_Try it_
Read the records below. Copy each line where the string "this" occurs.

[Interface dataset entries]
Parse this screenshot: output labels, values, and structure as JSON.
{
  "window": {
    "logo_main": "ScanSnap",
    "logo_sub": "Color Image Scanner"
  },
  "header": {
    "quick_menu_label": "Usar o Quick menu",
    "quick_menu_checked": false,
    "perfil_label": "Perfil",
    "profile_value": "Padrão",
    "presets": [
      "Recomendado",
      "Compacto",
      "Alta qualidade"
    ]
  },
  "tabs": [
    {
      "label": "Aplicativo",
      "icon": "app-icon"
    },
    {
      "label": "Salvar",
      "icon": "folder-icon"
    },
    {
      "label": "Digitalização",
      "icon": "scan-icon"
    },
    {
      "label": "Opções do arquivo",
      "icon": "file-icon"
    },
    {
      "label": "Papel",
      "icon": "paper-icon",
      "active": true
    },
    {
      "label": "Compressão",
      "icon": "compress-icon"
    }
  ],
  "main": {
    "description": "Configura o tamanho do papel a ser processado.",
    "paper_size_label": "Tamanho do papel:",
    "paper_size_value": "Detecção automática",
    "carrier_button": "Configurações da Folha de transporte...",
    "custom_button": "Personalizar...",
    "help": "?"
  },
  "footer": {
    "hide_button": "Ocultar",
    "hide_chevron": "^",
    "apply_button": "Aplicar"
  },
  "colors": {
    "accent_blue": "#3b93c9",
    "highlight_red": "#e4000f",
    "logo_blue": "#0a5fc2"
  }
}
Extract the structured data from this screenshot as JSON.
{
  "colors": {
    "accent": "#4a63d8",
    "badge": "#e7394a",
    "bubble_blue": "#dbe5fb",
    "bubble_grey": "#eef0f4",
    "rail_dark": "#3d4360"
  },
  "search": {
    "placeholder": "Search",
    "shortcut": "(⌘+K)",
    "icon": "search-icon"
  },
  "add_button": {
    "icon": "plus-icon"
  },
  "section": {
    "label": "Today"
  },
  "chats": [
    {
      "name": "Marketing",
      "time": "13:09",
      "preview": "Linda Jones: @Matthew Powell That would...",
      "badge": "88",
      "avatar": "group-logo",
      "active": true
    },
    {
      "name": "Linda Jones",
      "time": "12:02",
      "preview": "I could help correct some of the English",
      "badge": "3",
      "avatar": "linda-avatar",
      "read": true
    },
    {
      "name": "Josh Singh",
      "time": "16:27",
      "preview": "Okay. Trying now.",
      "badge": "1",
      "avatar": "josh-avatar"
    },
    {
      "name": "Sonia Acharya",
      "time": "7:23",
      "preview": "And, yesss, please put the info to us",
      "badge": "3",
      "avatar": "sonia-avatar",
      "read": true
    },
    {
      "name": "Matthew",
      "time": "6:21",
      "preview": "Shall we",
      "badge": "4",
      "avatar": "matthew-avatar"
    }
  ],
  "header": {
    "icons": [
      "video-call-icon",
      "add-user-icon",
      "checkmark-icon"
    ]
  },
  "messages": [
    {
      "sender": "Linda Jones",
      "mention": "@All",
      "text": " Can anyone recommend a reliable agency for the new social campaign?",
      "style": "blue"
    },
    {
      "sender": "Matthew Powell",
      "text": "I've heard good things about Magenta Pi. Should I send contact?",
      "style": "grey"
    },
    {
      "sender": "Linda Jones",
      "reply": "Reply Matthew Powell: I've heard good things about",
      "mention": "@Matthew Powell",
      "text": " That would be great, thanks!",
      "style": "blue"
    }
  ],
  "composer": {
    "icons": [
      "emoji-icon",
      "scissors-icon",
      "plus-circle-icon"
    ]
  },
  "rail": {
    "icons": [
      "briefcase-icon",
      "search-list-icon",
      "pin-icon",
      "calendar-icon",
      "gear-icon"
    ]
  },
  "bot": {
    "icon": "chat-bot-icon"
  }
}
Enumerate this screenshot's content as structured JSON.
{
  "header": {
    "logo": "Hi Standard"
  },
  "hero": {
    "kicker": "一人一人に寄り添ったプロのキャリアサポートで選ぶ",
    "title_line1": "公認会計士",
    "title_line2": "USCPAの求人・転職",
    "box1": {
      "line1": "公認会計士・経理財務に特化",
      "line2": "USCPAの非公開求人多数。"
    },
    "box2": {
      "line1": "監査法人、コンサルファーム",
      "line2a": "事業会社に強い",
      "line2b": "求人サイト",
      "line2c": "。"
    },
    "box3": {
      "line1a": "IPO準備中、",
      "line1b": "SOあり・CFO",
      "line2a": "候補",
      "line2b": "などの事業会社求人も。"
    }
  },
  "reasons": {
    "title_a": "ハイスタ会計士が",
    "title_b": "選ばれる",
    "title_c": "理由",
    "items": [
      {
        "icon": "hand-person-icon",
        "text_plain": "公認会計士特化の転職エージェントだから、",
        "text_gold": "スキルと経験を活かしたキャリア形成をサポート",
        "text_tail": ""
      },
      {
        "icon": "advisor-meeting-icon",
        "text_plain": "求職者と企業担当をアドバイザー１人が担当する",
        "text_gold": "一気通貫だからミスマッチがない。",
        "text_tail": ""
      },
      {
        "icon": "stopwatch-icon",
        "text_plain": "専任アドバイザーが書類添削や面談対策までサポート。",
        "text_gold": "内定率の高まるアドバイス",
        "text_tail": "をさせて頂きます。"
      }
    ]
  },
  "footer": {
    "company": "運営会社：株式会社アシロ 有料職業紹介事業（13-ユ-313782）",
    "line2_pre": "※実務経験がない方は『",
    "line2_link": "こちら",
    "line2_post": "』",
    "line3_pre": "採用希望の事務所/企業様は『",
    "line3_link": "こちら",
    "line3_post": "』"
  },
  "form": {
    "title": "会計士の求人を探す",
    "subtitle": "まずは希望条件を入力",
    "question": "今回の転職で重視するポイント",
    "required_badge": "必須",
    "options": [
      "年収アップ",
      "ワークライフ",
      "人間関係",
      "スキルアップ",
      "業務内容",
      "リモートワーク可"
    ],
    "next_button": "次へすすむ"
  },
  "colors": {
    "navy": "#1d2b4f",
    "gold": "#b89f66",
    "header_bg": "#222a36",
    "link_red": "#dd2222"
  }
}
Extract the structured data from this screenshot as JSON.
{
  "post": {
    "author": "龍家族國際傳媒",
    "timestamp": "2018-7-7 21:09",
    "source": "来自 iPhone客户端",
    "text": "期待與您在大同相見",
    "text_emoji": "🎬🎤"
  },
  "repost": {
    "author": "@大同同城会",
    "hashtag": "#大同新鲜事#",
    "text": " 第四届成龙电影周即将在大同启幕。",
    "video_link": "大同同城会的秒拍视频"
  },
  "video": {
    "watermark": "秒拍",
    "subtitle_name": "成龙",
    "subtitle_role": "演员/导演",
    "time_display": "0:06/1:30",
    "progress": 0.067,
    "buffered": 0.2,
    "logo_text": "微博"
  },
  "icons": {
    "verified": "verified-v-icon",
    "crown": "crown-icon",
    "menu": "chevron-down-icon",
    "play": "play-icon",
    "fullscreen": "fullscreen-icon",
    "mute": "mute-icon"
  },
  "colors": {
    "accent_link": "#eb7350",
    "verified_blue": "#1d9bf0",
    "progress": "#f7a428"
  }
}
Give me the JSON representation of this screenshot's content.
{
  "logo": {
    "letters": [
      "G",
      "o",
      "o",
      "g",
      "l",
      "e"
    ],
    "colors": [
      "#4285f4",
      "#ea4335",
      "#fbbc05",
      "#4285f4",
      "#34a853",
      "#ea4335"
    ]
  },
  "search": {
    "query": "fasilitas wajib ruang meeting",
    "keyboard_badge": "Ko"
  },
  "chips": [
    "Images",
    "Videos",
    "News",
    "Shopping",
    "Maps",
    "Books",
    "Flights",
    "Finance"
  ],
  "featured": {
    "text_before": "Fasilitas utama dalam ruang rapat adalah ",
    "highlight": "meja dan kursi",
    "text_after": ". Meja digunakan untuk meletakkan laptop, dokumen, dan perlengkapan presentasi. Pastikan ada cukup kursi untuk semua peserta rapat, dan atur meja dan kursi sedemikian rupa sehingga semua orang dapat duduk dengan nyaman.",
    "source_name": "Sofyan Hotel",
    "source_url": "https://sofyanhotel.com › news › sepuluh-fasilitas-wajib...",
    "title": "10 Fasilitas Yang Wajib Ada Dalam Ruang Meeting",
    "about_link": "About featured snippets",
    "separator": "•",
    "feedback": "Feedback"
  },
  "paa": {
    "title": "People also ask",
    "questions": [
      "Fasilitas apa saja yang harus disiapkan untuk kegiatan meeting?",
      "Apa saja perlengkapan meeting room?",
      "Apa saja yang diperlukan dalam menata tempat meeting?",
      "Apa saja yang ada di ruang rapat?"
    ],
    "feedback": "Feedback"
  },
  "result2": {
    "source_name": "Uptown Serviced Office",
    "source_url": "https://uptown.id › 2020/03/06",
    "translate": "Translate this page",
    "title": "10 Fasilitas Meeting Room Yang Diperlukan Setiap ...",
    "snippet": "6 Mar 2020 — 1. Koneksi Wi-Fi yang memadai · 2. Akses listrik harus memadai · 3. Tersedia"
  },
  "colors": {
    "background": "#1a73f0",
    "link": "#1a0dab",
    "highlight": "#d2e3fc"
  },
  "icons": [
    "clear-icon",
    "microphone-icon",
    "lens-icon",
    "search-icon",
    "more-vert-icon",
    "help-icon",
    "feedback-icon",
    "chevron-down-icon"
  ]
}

_Answer section_
Parse this screenshot: output labels, values, and structure as JSON.
Extract the structured data from this screenshot as JSON.
Enumerate this screenshot's content as structured JSON.
Extract the structured data from this screenshot as JSON.
Give me the JSON representation of this screenshot's content.
    "translate": "Translate this page",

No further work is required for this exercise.